Note to readers/followers: As a reminder there’s a time gap between my walking the Caminho and my sharing of the experience in these essays. It’s mandated by my energy and time to write at the end of a long day as well as by WiFi broadband capacity. Neither my energy nor the broadband have been enough to stay current. At this point, Sunday, Sep. 24, my walk has ended but my writing and posting of embedded photos will continue until they too reach the destination, Santiago de Compostela.
Now back to Barcelos where I arrived on Sep. 15 after a very long but scenic walk. I’ve eaten dinner, alone as had become the norm for me, and walked through a small section of the old town on the way back to my guesthouse in Barcelinhos, just across the old bridge. As I crossed it I saw a small stage, lit up colorfully, just below the bridge on a flat area of river bank. It was maybe 20 meters from my lodging, just around a corner. I was tired and had only one thing on my mind, sleep. Tomorrow would be another long day. All was fine… until midnight. Amazingly, at that late hour, music started blaring outside, presumably from that stage, and it was LOUD and carried a heavy beat. Suddenly it dawned on me that this was a Friday night, and by now I’ve learned that Portuguese towns party big-time on this one night of the week, and then they’re ghostly dead the next morning. I called Nancy back home and tried to share the rhythmic party atmosphere with her, but I guess these things don’t translate well over 6,000 miles to Boise, Idaho where it’s 5pm.
Having no choice in the matter, I read a bit and kept dozing off and on, but the big party didn’t end until 2am. The only lingering noise then was the chatter of people saying their good-byes and the cleaning up of the setting. The next morning, as I walked by again, the stage was still there, but dark and grey, and the riverbank was relatively clean.
Unlike the evening before, when it was dark, I finally got to see the charms of Barcelos in early daylight. The town has sat high above the Rio Cavado since the late-13th century but prior to then the Romans had a settlement here. Its medieval history is most evident in the remaining fortification wall and in the old town layout of narrow streets branching out in multiple directions from the market square. Clearly it’s a proud town as it appears to be exceptionally clean and quite prosperous. As small as it is, it features fashionable storefronts – still closed early on a Saturday – and finally spreads out into a charming broad promenade lined by well-tended red and white flowers.

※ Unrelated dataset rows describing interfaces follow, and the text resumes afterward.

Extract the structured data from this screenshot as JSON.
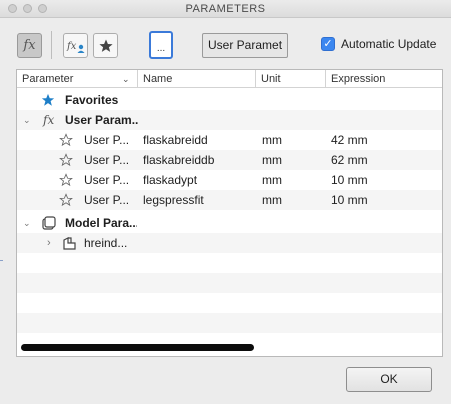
{
  "window": {
    "title": "PARAMETERS"
  },
  "toolbar": {
    "fx_label": "fx",
    "user_param_combo": "User Paramet",
    "ellipsis": "...",
    "automatic_update_label": "Automatic Update",
    "automatic_update_checked": true
  },
  "table": {
    "columns": [
      "Parameter",
      "Name",
      "Unit",
      "Expression"
    ],
    "favorites_label": "Favorites",
    "user_params_group": "User Param...",
    "user_params": [
      {
        "parameter": "User P...",
        "name": "flaskabreidd",
        "unit": "mm",
        "expression": "42 mm"
      },
      {
        "parameter": "User P...",
        "name": "flaskabreiddb",
        "unit": "mm",
        "expression": "62 mm"
      },
      {
        "parameter": "User P...",
        "name": "flaskadypt",
        "unit": "mm",
        "expression": "10 mm"
      },
      {
        "parameter": "User P...",
        "name": "legspressfit",
        "unit": "mm",
        "expression": "10 mm"
      }
    ],
    "model_params_group": "Model Para...",
    "model_child": "hreind..."
  },
  "footer": {
    "ok_label": "OK"
  }
}
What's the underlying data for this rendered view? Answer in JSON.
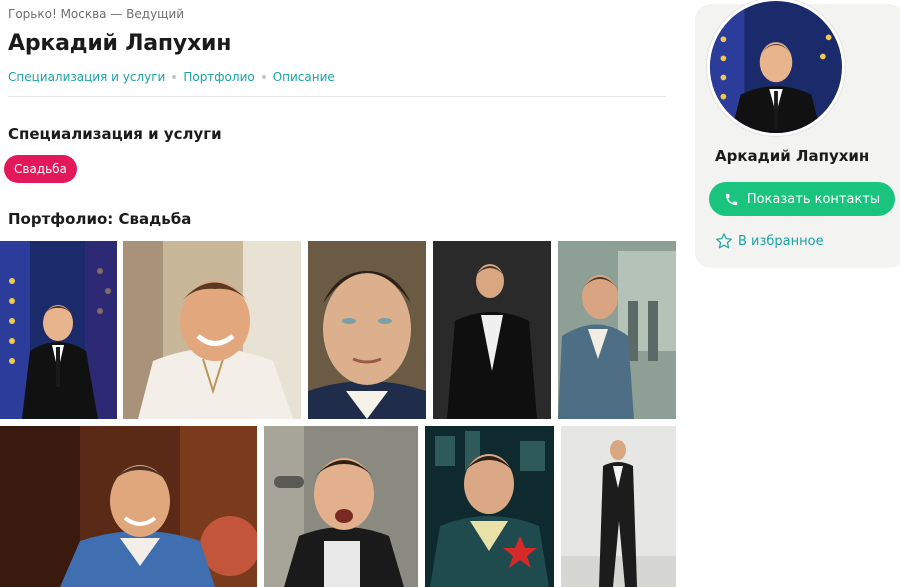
{
  "header": {
    "breadcrumb": "Горько! Москва — Ведущий",
    "title": "Аркадий Лапухин",
    "anchors": [
      "Специализация и услуги",
      "Портфолио",
      "Описание"
    ]
  },
  "services": {
    "heading": "Специализация и услуги",
    "tags": [
      "Свадьба"
    ]
  },
  "portfolio": {
    "heading": "Портфолио: Свадьба",
    "photos": [
      "photo-stage-suit",
      "photo-smiling-white-shirt",
      "photo-face-closeup",
      "photo-black-jacket-dark",
      "photo-blue-jacket-street",
      "photo-blue-jacket-laughing",
      "photo-microphone",
      "photo-green-jacket-badge",
      "photo-full-length-suit"
    ]
  },
  "sidebar": {
    "name": "Аркадий Лапухин",
    "contacts_label": "Показать контакты",
    "favorites_label": "В избранное"
  },
  "colors": {
    "link": "#1aa3a3",
    "tag": "#e2185b",
    "cta": "#19c47e",
    "panel": "#f3f3f1"
  },
  "icons": [
    "phone-icon",
    "star-icon"
  ]
}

Beyond this, the Caminho winds through modern residential and commercial blocks and finally turns left along a walled-in pasture with well-endowed bulls grazing, and then it’s out through farms, forests, hills and vineyards.

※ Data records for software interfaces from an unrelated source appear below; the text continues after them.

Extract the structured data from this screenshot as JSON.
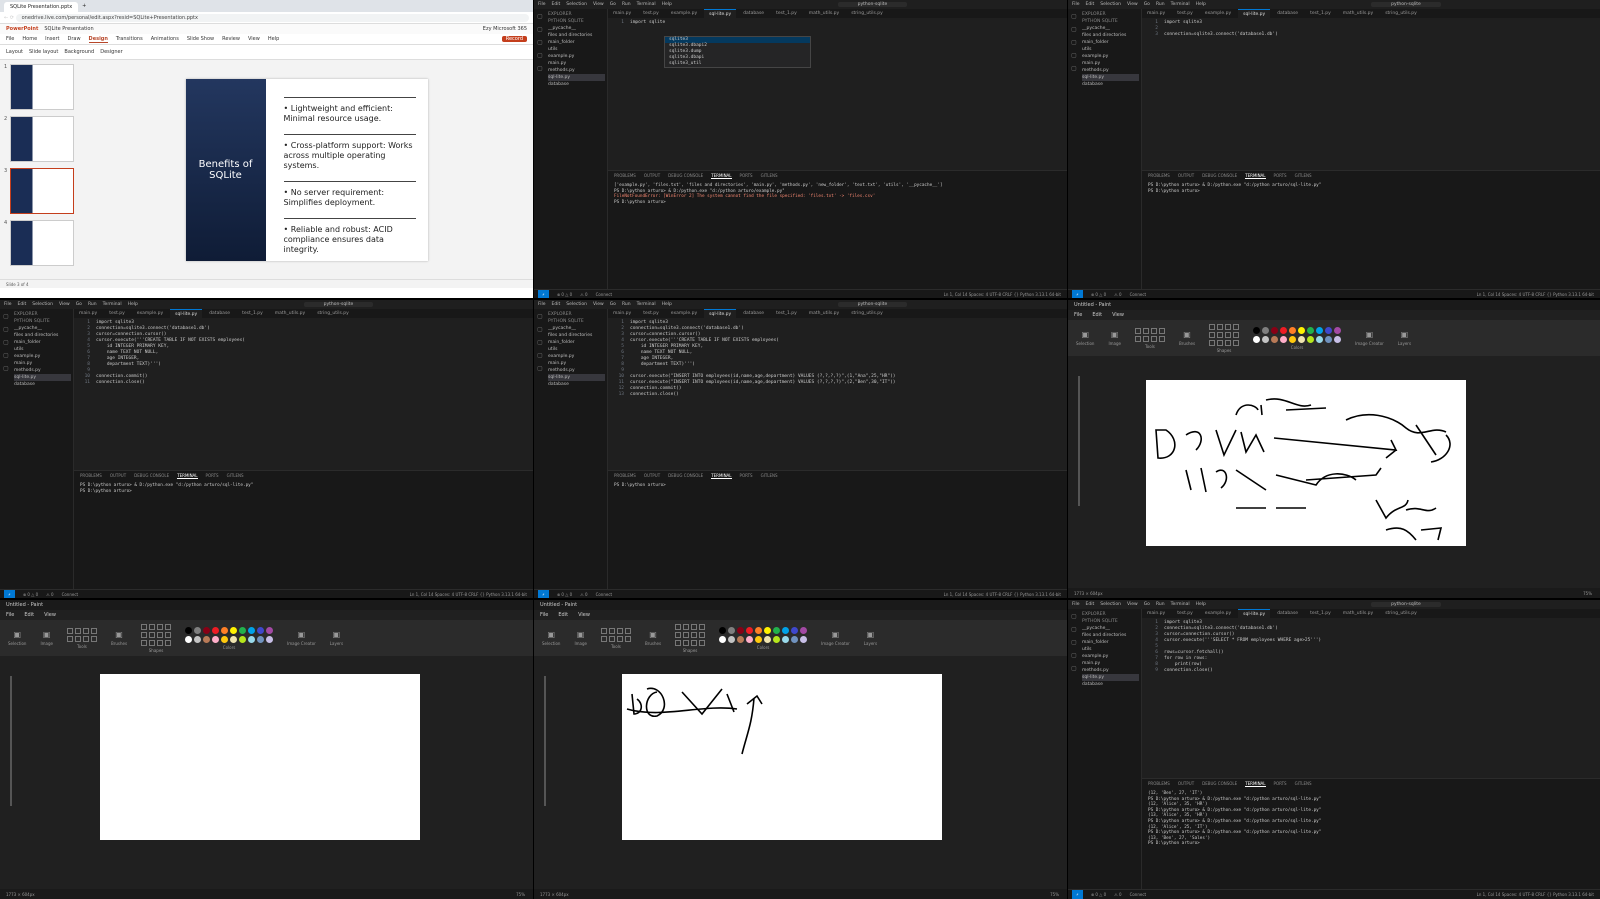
{
  "browser": {
    "tab_title": "SQLite Presentation.pptx",
    "url": "onedrive.live.com/personal/edit.aspx?resid=SQLite+Presentation.pptx",
    "app_title": "PowerPoint",
    "file_title": "SQLite Presentation",
    "account": "Ezy Microsoft 365",
    "menu": [
      "File",
      "Home",
      "Insert",
      "Draw",
      "Design",
      "Transitions",
      "Animations",
      "Slide Show",
      "Review",
      "View",
      "Help"
    ],
    "active_menu": "Design",
    "record_btn": "Record",
    "toolbar": [
      "Layout",
      "Slide layout",
      "Background",
      "Designer"
    ],
    "thumbs": [
      "1",
      "2",
      "3",
      "4"
    ],
    "slide": {
      "title": "Benefits of SQLite",
      "bullets": [
        "Lightweight and efficient: Minimal resource usage.",
        "Cross-platform support: Works across multiple operating systems.",
        "No server requirement: Simplifies deployment.",
        "Reliable and robust: ACID compliance ensures data integrity."
      ]
    },
    "status": "Slide 3 of 4"
  },
  "vscode": {
    "menu": [
      "File",
      "Edit",
      "Selection",
      "View",
      "Go",
      "Run",
      "Terminal",
      "Help"
    ],
    "window_title": "python-sqlite",
    "explorer_title": "EXPLORER",
    "project": "PYTHON SQLITE",
    "files": [
      "__pycache__",
      "files and directories",
      "main_folder",
      "utils",
      "example.py",
      "main.py",
      "methods.py",
      "sql-lite.py",
      "database"
    ],
    "selected_file": "sql-lite.py",
    "tabs": [
      "main.py",
      "test.py",
      "example.py",
      "sql-lite.py",
      "database",
      "test_1.py",
      "math_utils.py",
      "string_utils.py"
    ],
    "active_tab": "sql-lite.py",
    "panel_tabs": [
      "PROBLEMS",
      "OUTPUT",
      "DEBUG CONSOLE",
      "TERMINAL",
      "PORTS",
      "GITLENS"
    ],
    "active_panel": "TERMINAL",
    "status_remote": "⚡",
    "status_left": [
      "⊗ 0 △ 0",
      "⚠ 0",
      "Connect"
    ],
    "status_right": "Ln 1, Col 14   Spaces: 4   UTF-8   CRLF   {} Python   3.13.1 64-bit",
    "prompt": "PS D:\\python arturo> ",
    "code_import": [
      "import sqlite"
    ],
    "autocomplete": [
      "sqlite3",
      "sqlite3.dbapi2",
      "sqlite3.dump",
      "sqlite3.dbapi",
      "sqlite3_util"
    ],
    "term_a": [
      "['example.py', 'files.txt', 'files and directories', 'main.py', 'methods.py', 'new_folder', 'text.txt', 'utils', '__pycache__']",
      "PS D:\\python arturo> & D:/python.exe \"d:/python arturo/example.py\"",
      "FileNotFoundError: [WinError 2] The system cannot find the file specified: 'files.txt' -> 'files.csv'",
      "PS D:\\python arturo> "
    ],
    "code_connect": [
      "import sqlite3",
      "",
      "connection=sqlite3.connect('database1.db')"
    ],
    "term_b": [
      "PS D:\\python arturo> & D:/python.exe \"d:/python arturo/sql-lite.py\"",
      "PS D:\\python arturo> "
    ],
    "code_create": [
      "import sqlite3",
      "connection=sqlite3.connect('database1.db')",
      "cursor=connection.cursor()",
      "cursor.execute('''CREATE TABLE IF NOT EXISTS employees(",
      "    id INTEGER PRIMARY KEY,",
      "    name TEXT NOT NULL,",
      "    age INTEGER,",
      "    department TEXT)''')",
      "",
      "connection.commit()",
      "connection.close()"
    ],
    "term_c": [
      "PS D:\\python arturo> & D:/python.exe \"d:/python arturo/sql-lite.py\"",
      "PS D:\\python arturo> "
    ],
    "code_insert": [
      "import sqlite3",
      "connection=sqlite3.connect('database1.db')",
      "cursor=connection.cursor()",
      "cursor.execute('''CREATE TABLE IF NOT EXISTS employees(",
      "    id INTEGER PRIMARY KEY,",
      "    name TEXT NOT NULL,",
      "    age INTEGER,",
      "    department TEXT)''')",
      "",
      "cursor.execute(\"INSERT INTO employees(id,name,age,department) VALUES (?,?,?,?)\",(1,\"Ana\",25,\"HR\"))",
      "cursor.execute(\"INSERT INTO employees(id,name,age,department) VALUES (?,?,?,?)\",(2,\"Ben\",30,\"IT\"))",
      "connection.commit()",
      "connection.close()"
    ],
    "term_d": [
      "PS D:\\python arturo> "
    ],
    "code_select": [
      "import sqlite3",
      "connection=sqlite3.connect('database1.db')",
      "cursor=connection.cursor()",
      "cursor.execute('''SELECT * FROM employees WHERE age>25''')",
      "",
      "rows=cursor.fetchall()",
      "for row in rows:",
      "    print(row)",
      "connection.close()"
    ],
    "term_e": [
      "(12, 'Ben', 27, 'IT')",
      "PS D:\\python arturo> & D:/python.exe \"d:/python arturo/sql-lite.py\"",
      "(12, 'Alice', 35, 'HR')",
      "PS D:\\python arturo> & D:/python.exe \"d:/python arturo/sql-lite.py\"",
      "(13, 'Alice', 35, 'HR')",
      "PS D:\\python arturo> & D:/python.exe \"d:/python arturo/sql-lite.py\"",
      "(12, 'Alice', 25, 'IT')",
      "PS D:\\python arturo> & D:/python.exe \"d:/python arturo/sql-lite.py\"",
      "(13, 'Ben', 27, 'Sales')",
      "PS D:\\python arturo> "
    ]
  },
  "paint": {
    "title": "Untitled - Paint",
    "menu": [
      "File",
      "Edit",
      "View"
    ],
    "groups": [
      "Selection",
      "Image",
      "Tools",
      "Brushes",
      "Shapes",
      "Colors",
      "Image Creator",
      "Layers"
    ],
    "status_left": "1773 × 604px",
    "zoom": "75%",
    "palette": [
      "#000000",
      "#7f7f7f",
      "#880015",
      "#ed1c24",
      "#ff7f27",
      "#fff200",
      "#22b14c",
      "#00a2e8",
      "#3f48cc",
      "#a349a4",
      "#ffffff",
      "#c3c3c3",
      "#b97a57",
      "#ffaec9",
      "#ffc90e",
      "#efe4b0",
      "#b5e61d",
      "#99d9ea",
      "#7092be",
      "#c8bfe7"
    ]
  }
}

It’s the vineyards that make the day memorable, especially as it’s the peak of grape harvest season, and it seems to be a family affair that brings exceptional joy to everyone involved. The Portuguese have been friendly and warm people everywhere I’ve walked, but nowhere have they been as effusively joyful as what I witnessed today. I received countless greetings – including “Bom Viagem” – from people on ladders, on tractors or just standing around, enjoying the fruits – literally – of their hard work. Despite the length of the day, their joy carried me forward until I eventually arrived in a park along another river, this time approaching another medieval market town, Ponte de Lima. And here the word market – Feira – was written large… including in garish lights. Unbeknownst to the small band of pilgrims walking into town, it was the area’s annual harvest market celebration, and I can’t recall ever having seen a town – except Las Vegas – so illuminated as this one was. It now comes together. I witnessed a bountiful harvest of grapes today, simple human joy, and there’s much to celebrate. It seems another loud party night was ahead. And indeed it was.